TASK REQUIREMENTS:
Wherever the string "ratio" shows up in the data below, copy the whole line.

SUPPLIED INFORMATION:
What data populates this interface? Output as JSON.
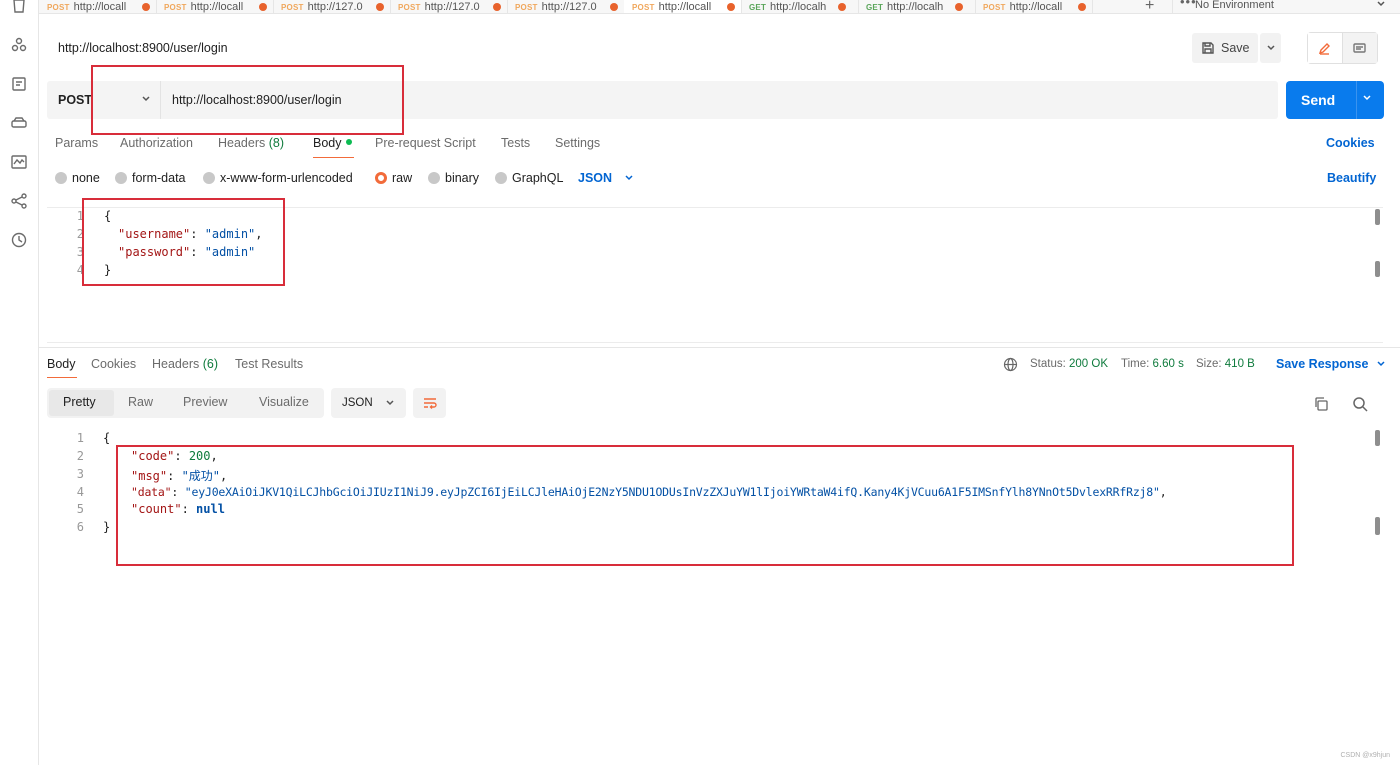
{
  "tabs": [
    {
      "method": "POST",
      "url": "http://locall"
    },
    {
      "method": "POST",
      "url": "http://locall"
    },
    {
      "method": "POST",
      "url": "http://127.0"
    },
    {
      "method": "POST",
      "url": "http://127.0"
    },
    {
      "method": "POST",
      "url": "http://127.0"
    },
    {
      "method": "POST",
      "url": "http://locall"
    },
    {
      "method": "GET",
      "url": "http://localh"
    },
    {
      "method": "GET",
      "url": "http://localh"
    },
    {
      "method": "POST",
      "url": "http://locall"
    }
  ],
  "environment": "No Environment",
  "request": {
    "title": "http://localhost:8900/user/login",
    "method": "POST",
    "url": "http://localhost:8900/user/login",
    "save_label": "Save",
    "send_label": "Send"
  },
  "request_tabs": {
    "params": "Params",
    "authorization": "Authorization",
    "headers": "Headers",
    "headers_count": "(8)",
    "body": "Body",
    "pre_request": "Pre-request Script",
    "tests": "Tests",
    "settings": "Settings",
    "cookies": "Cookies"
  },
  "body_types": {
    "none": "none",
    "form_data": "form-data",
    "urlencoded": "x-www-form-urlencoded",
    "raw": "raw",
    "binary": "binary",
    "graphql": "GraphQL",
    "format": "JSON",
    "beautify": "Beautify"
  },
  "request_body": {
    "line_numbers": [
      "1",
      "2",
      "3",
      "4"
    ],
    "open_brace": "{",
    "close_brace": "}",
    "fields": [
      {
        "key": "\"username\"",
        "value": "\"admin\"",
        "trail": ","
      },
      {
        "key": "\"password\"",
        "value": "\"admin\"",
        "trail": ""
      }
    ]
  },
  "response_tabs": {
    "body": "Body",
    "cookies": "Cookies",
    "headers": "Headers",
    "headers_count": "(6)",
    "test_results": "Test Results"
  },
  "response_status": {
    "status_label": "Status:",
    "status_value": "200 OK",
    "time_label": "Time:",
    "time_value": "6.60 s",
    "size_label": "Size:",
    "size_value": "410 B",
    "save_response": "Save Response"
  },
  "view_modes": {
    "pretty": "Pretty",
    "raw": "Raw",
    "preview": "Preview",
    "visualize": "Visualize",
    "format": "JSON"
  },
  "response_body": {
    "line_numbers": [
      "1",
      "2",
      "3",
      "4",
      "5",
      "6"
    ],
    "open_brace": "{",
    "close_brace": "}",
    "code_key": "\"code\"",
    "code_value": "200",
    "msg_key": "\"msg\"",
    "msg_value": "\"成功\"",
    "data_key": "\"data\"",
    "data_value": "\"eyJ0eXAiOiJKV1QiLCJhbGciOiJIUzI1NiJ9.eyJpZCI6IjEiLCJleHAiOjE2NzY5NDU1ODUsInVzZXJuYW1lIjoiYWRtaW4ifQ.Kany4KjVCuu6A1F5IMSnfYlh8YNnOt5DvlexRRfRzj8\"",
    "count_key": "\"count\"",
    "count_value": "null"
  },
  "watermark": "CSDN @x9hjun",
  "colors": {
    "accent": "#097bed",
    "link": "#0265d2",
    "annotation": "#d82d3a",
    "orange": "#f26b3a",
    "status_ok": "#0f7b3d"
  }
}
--
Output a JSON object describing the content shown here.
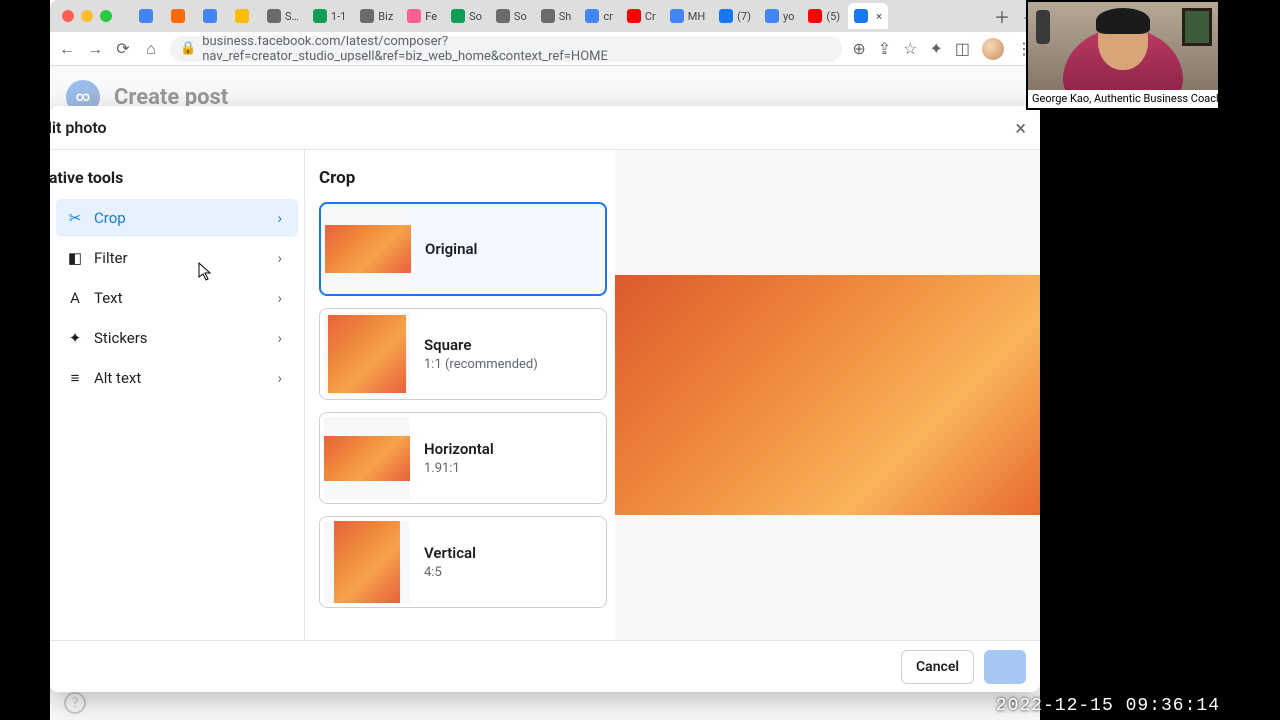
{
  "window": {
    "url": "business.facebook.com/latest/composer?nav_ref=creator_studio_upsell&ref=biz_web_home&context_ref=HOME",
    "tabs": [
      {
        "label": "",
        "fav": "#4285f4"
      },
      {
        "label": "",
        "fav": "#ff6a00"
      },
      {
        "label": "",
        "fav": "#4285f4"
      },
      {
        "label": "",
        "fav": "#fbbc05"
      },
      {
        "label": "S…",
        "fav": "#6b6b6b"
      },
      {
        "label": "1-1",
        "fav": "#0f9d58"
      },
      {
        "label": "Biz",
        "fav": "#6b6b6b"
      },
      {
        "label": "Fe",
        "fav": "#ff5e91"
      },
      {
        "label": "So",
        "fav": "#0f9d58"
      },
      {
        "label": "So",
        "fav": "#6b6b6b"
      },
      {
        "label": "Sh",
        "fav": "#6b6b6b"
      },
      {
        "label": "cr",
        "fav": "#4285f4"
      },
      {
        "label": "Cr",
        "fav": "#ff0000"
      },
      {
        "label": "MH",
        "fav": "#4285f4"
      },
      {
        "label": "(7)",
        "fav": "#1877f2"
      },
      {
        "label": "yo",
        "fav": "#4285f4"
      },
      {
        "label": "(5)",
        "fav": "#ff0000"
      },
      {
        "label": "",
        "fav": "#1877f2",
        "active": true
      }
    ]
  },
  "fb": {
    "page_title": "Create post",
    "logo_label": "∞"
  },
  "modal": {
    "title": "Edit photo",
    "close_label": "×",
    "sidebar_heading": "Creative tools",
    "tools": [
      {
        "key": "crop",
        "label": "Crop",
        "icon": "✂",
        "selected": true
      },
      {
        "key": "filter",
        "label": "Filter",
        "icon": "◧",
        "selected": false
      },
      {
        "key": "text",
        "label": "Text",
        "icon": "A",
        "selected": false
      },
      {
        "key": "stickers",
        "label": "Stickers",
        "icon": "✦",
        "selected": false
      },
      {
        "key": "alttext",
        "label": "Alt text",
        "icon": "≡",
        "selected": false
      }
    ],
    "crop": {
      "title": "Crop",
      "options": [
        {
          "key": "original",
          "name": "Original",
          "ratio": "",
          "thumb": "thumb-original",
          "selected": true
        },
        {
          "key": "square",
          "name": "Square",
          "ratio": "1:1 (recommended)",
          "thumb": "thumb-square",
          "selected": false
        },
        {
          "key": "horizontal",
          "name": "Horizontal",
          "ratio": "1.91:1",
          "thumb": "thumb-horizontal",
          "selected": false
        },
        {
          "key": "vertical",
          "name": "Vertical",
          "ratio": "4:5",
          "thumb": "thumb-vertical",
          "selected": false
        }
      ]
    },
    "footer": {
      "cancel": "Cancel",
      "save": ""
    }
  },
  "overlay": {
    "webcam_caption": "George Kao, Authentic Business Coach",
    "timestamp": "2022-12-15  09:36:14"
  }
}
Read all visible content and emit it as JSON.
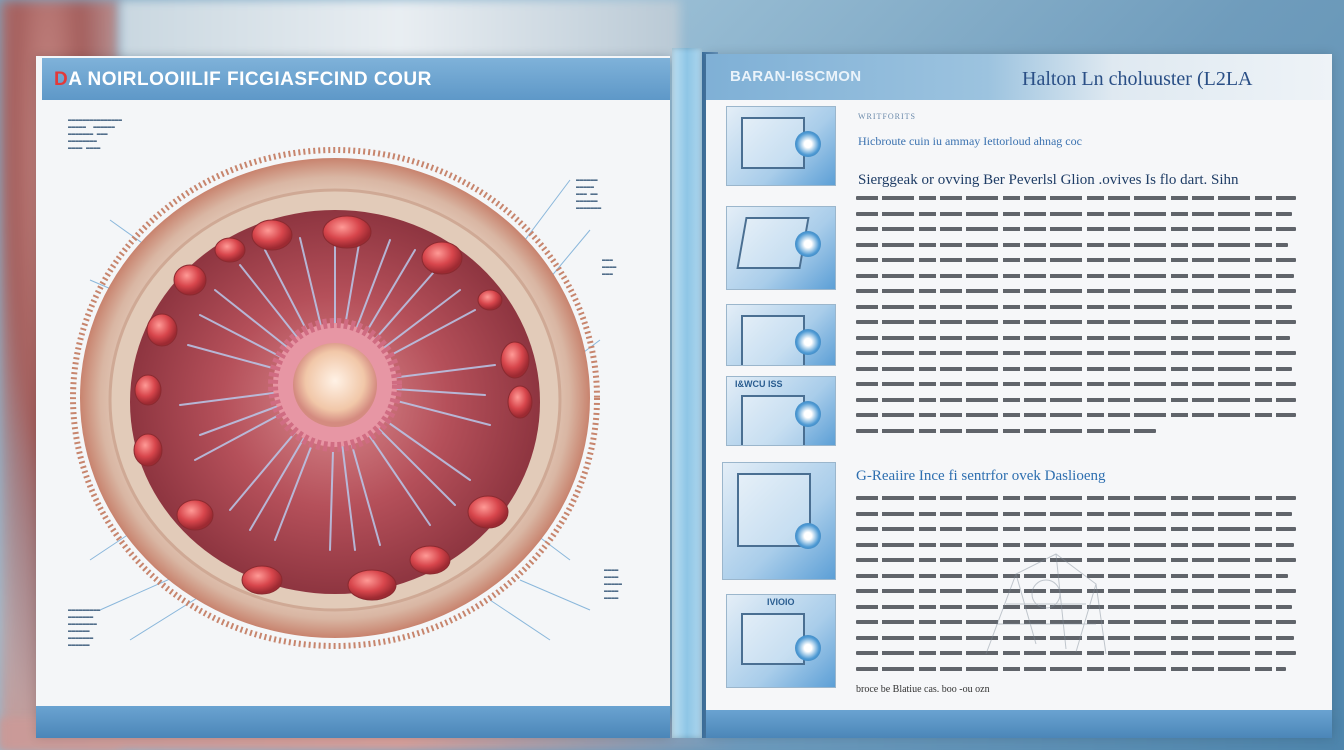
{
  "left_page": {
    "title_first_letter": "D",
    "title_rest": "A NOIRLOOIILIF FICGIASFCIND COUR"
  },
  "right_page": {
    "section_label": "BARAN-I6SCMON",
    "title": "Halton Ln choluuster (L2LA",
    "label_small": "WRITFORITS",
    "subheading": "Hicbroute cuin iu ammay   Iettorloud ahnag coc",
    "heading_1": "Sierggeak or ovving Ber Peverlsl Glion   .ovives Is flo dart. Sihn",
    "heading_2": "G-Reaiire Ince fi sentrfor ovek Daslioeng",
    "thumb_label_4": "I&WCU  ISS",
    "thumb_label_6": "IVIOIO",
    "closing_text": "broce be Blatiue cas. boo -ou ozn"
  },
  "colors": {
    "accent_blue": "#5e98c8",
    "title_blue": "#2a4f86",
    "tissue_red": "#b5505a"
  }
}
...
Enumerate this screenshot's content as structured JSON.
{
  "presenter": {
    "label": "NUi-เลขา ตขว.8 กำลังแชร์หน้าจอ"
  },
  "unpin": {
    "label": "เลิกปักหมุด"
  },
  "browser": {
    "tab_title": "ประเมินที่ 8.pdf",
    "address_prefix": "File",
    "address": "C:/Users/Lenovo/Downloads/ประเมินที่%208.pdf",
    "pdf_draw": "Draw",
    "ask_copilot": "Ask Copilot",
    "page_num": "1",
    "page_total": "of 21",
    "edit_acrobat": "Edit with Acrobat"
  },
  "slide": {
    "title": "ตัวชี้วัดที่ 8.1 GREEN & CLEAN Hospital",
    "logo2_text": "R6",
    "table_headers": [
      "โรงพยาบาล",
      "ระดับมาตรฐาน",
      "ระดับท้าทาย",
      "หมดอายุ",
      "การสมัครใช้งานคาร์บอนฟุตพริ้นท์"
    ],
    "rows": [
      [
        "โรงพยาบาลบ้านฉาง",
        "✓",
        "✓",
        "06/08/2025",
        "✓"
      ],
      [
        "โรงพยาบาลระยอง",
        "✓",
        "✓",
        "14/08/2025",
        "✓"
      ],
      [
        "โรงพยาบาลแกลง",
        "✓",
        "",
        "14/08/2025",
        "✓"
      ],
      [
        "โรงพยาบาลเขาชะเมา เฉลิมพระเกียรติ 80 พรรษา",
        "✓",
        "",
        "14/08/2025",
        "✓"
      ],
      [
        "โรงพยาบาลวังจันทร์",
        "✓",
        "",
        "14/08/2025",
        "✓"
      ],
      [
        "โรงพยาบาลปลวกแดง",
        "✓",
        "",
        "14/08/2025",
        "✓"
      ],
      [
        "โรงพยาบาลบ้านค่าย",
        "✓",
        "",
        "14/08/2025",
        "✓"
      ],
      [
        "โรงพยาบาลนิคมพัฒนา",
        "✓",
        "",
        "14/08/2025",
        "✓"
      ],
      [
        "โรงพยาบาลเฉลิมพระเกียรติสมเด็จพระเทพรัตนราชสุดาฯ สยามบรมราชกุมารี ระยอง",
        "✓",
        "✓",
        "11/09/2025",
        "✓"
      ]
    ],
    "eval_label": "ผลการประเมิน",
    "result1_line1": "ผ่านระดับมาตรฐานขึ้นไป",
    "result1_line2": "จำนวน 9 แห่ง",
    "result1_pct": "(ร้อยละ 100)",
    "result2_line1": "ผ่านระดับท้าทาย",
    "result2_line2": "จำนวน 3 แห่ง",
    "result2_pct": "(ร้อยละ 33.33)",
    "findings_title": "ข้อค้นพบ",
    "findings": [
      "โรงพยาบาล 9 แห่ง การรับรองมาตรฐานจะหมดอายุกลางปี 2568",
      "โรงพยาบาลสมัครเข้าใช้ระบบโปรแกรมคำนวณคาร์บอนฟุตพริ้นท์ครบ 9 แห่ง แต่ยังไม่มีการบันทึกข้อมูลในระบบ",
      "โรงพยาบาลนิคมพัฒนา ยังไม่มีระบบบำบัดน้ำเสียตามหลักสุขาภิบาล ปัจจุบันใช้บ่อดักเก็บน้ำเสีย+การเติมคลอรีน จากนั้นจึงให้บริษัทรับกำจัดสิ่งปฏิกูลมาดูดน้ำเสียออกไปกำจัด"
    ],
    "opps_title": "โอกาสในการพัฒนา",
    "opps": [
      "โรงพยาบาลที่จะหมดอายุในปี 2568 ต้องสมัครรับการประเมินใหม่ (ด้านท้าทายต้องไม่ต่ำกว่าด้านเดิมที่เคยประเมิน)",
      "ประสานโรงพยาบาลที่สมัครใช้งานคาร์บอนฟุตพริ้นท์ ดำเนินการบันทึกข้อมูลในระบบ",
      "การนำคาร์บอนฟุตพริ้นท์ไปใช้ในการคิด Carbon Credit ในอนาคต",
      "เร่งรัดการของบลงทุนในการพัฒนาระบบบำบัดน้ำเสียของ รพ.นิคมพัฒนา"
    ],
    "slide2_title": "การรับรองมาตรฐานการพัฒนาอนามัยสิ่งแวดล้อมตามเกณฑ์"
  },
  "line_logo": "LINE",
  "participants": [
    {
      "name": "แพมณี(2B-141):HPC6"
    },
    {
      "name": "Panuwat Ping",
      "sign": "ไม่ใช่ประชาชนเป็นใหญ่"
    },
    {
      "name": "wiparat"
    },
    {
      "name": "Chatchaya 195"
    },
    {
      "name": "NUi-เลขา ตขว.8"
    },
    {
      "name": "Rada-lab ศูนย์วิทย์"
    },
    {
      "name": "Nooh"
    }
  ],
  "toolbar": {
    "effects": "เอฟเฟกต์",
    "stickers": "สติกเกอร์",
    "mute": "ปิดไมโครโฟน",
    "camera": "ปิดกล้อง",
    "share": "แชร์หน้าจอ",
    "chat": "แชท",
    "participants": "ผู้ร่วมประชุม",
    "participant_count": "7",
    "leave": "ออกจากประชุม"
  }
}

ANSWER TO THE EXERCISE:
          "ratio": "",
          "ratio": "1:1 (recommended)",
          "ratio": "1.91:1",
          "ratio": "4:5",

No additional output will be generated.